The company does not specify how this investment will be recouped, but it is obvious that it is about collecting and selling data. A lucrative business in which the citizens have to foot the bill. The municipality of Apeldoorn receives no revenue from the Smart City project, all profits go to RadioLED.
Thus, complete control of the Smart City project is in the hands of an unknown Austrian technology company. However, the website of the municipality of Apeldoorn states that it is shaping the Smart City project “together with residents, businesses, educational and knowledge institutions.”
But then why did the municipality enter into a secret agreement with RadioLED? And why does the municipality of Apeldoorn respond to questions from citizens by announcing that they should contact RadioLED with questions about the content of the Smart City project? And are residents really waiting for this smart city project?
The members of the ‘Werkgroep Bezorgde Burgers’ (Concerned Citizens Workgroup) certainly do not. One of the initiatives of this working group is the petition “Stop Smart City Apeldoorn and the rollout of the boxes of RadioLED”, calling on the Apeldoorn authorities to immediately stop the implementation of the Smart City until citizens are fully informed and given a say, and until there is clarity on liability for the privacy and/or health damages.
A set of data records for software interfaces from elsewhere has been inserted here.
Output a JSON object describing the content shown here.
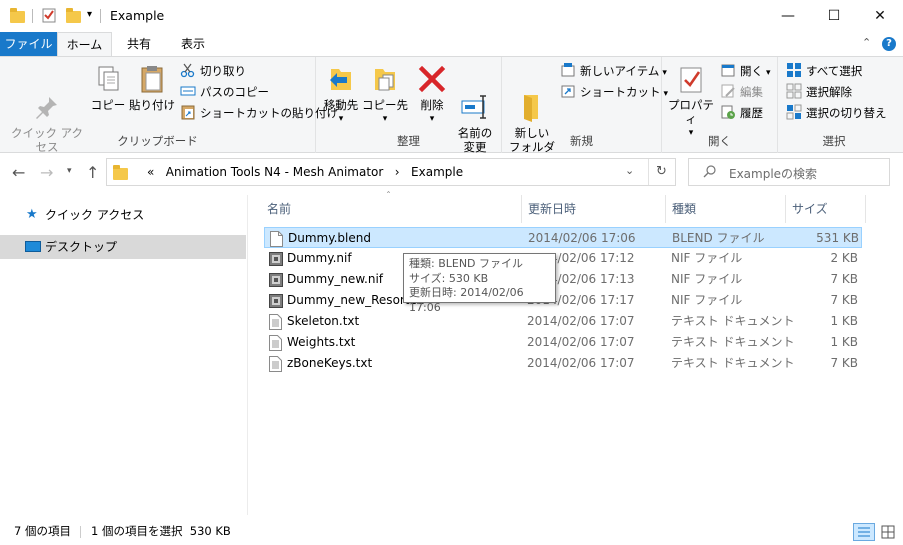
{
  "window": {
    "title": "Example",
    "minimize": "—",
    "maximize": "☐",
    "close": "✕"
  },
  "tabs": {
    "file": "ファイル",
    "home": "ホーム",
    "share": "共有",
    "view": "表示"
  },
  "ribbon": {
    "clipboard": {
      "label": "クリップボード",
      "pin": "クイック アクセス\nにピン留めする",
      "copy": "コピー",
      "paste": "貼り付け",
      "cut": "切り取り",
      "copy_path": "パスのコピー",
      "paste_shortcut": "ショートカットの貼り付け"
    },
    "organize": {
      "label": "整理",
      "move_to": "移動先",
      "copy_to": "コピー先",
      "delete": "削除",
      "rename": "名前の\n変更"
    },
    "new": {
      "label": "新規",
      "new_folder": "新しい\nフォルダー",
      "new_item": "新しいアイテム",
      "shortcut": "ショートカット"
    },
    "open": {
      "label": "開く",
      "properties": "プロパティ",
      "open": "開く",
      "edit": "編集",
      "history": "履歴"
    },
    "select": {
      "label": "選択",
      "select_all": "すべて選択",
      "select_none": "選択解除",
      "invert": "選択の切り替え"
    }
  },
  "address": {
    "prefix": "«",
    "crumbs": [
      "Animation Tools N4 - Mesh Animator",
      "Example"
    ],
    "separator": "›",
    "search_placeholder": "Exampleの検索"
  },
  "sidebar": {
    "items": [
      {
        "label": "クイック アクセス"
      },
      {
        "label": "デスクトップ"
      }
    ]
  },
  "columns": {
    "name": "名前",
    "date": "更新日時",
    "type": "種類",
    "size": "サイズ"
  },
  "files": [
    {
      "name": "Dummy.blend",
      "date": "2014/02/06 17:06",
      "type": "BLEND ファイル",
      "size": "531 KB",
      "icon": "blank-file-icon"
    },
    {
      "name": "Dummy.nif",
      "date": "2014/02/06 17:12",
      "type": "NIF ファイル",
      "size": "2 KB",
      "icon": "nif-file-icon"
    },
    {
      "name": "Dummy_new.nif",
      "date": "2014/02/06 17:13",
      "type": "NIF ファイル",
      "size": "7 KB",
      "icon": "nif-file-icon"
    },
    {
      "name": "Dummy_new_Resorted",
      "date": "2014/02/06 17:17",
      "type": "NIF ファイル",
      "size": "7 KB",
      "icon": "nif-file-icon"
    },
    {
      "name": "Skeleton.txt",
      "date": "2014/02/06 17:07",
      "type": "テキスト ドキュメント",
      "size": "1 KB",
      "icon": "text-file-icon"
    },
    {
      "name": "Weights.txt",
      "date": "2014/02/06 17:07",
      "type": "テキスト ドキュメント",
      "size": "1 KB",
      "icon": "text-file-icon"
    },
    {
      "name": "zBoneKeys.txt",
      "date": "2014/02/06 17:07",
      "type": "テキスト ドキュメント",
      "size": "7 KB",
      "icon": "text-file-icon"
    }
  ],
  "tooltip": {
    "line1": "種類: BLEND ファイル",
    "line2": "サイズ: 530 KB",
    "line3": "更新日時: 2014/02/06 17:06"
  },
  "status": {
    "count": "7 個の項目",
    "selection": "1 個の項目を選択  530 KB"
  },
  "colors": {
    "accent": "#1979ca",
    "selection": "#cce8ff",
    "folder": "#f5c84a"
  }
}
The secret contract Apeldoorn signed with RadioLED is strongly reminiscent of the Ministry of Economic Affairs’ agreement – also secret at the time – with telecommunications companies, which stipulated that municipalities would be left out of the loop and that the Dutch population could not object to the deployment of (future) wireless communication networks.
Although Apeldoorn is the first municipality in the Netherlands to implement the Smart City project, this project is also on the agenda in the other municipalities. However, the political debate on the radiation and 5G dossier in The Hague has been hushed up.
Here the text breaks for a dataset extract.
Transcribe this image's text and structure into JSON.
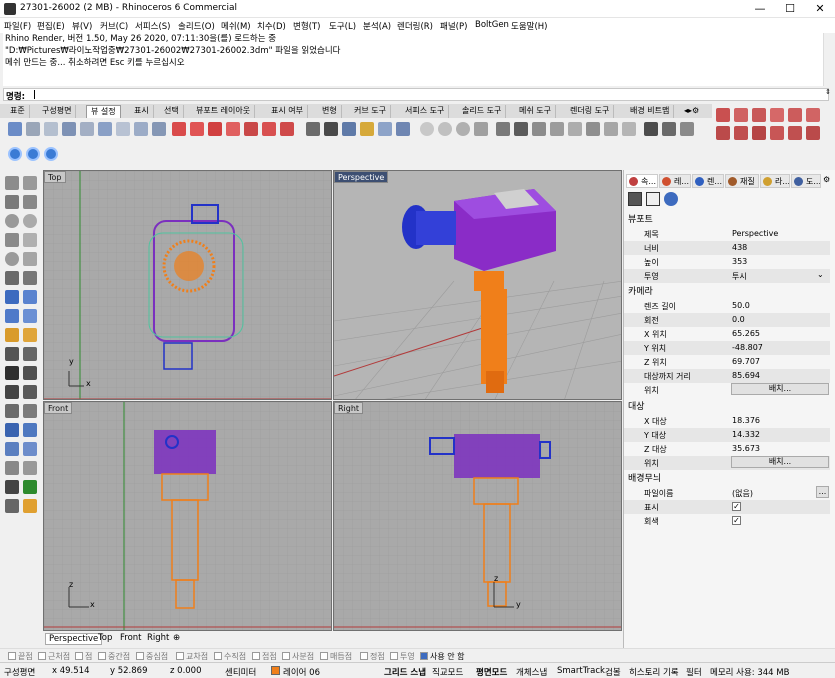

However, the report “5G and Health”, published by the Health Council 2020, shows that the impact of 5G on health has not yet been researched in part, that the actual health risks are not known, and that a link between 5G and health damage for several diseases cannot be ruled out.
This, in effect, makes us the guinea pig. This report was on the House of Commons agenda three times in late 2020, but the discussion was postponed each time. Since then, no politician has returned to it.
The first phase of the 5G (700, 1400, and 2100 MHz auction) is now a fact. The proceeds for the state: 1.23 billion euros. The second phase (auction of 3.5 GHz) is scheduled for the end of 2022. This will bring nationwide coverage through a comprehensive network of 5G small cells (micro antennas).
This will literally land our privacy on the street, and the door to the surveillance state will be wide open.
This article was first published in the Dutch newspaper De Andere Krant